YouTube as a platform also lets its creators immediately see feedback from their audience, meaning that the viewers know that their voice has a greater chance of being heard. If there’s a specific way they want them to play, they have an opportunity to influence the consequent videos. Along with the fact that in most RPGs it’s up to the player to explore as much as they want, no-commentary playthroughs are also a way to bring the audience closer to the story and setting. If you see Tyrion walking through an intriguing street in Kings’ Landing you can’t exactly make him stop so you can drink in all the detail. With no-commentary playthroughs, however, some creators have become conscious that their audience mostly want to soak up as much detail as possible, so have begun to mention in their descriptions just how much depth they go into. Whether it’s searching for all the collectables in the game, or emphasising the fact that they explore all dialogue branches, viewers can pick and choose a playthrough to match how they’d play the game.

Many YouTubers realise that their viewers are hankering for the story, so some have started to hold key notes, text, and objects up on the screen for a couple of seconds. Users can pause and read them for themselves, maintaining the quick pace during an efficient playthrough without overlooking a substantial part of their audience. Small actions like that are just one of the reasons why they’ve got such a loyal fanbase. 

For many, these playthroughs are their primary exposure to the world of video games. Most would say it’s because they can’t afford the game, as their price tags are enough to make most wallets wince. Even if you are tempted by the game, dropping $45 on it can seem like a lot, so playthroughs become a useful preview tool to test out whether they’re worth it. Bolloxed, a popular no-commentary channel, thinks that seeing as demos have “gone, playthroughs on YouTube [are] a popular alternative”. Especially considering that some trailers may not include gameplay footage and end up fooling players that the whole game is going to look like one giant cutscene (*cough* Aliens: Colonial Marines *cough*). Sometimes it’s because - and I can sympathise with this - they simply can’t bring themselves to play. Paralysed by fear isn’t just a turn of phrase: walking through the asylum in Outlast takes a lot of guts. But they still want to watch the story unfold, intrigued by trailers or people singing its praise online. It’s somewhat comparable to watching a horror film - you wouldn’t want to find yourself inside one, but you still want to see what happens all the same. 

As Bolloxed pointed out, people who watch no commentary videos are “only interested in the content of the game, not the player”, but that doesn’t mean that what you’re watching is dull. Showing the potential of a game is one of the most important aspects of creating a playthrough, especially when the creators stay silent and rely on gameplay to start a dialogue with the audience. Observing that you “have to communicate and engage with [the] viewer via their playing”, Bolloxed mentioned how they have to “show off a bit of skill and basically keep it entertaining so the viewer will continue to watch and not get bored. This can be quite time consuming at times as you often have to do several 'takes' of a level if you die or do it badly for example”. Just like movies, to a certain extent playthroughs are about acting too. Creators maintain the personality of the character they’re controlling throughout their gameplay. Using skills and exploiting perks which match their character’s disposition, they’re showing people the potential of the game whilst also making sure they’re watching one constant stream of action, rather than disrupting it with deaths and fumbling gameplay.  

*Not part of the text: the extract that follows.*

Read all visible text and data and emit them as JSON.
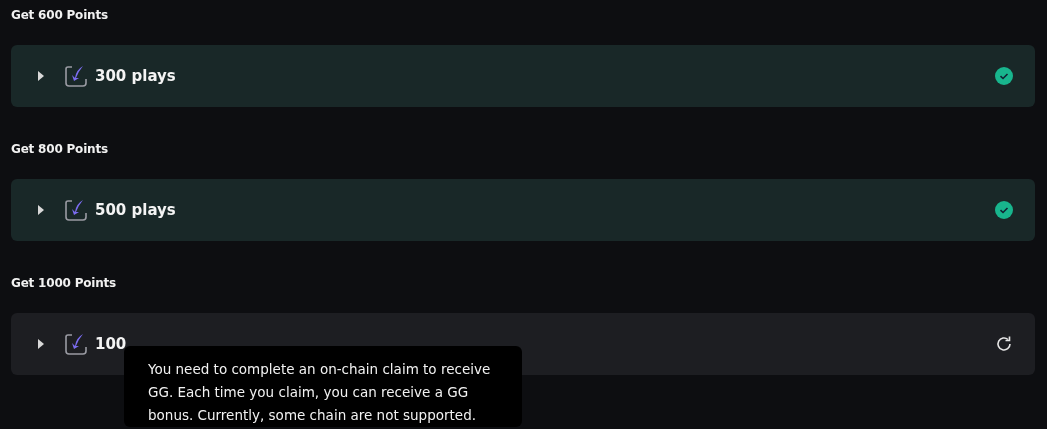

Quietly bubbling on YouTube is gaming’s silent majority. Watching playthroughs is a way to feel like part of the gaming world, and hunting them down - then admitting you watch them to people who have their own consoles - demonstrates initiative, passion, and patience. Here’s to hoping they don’t go the way of demos and die out anytime soon.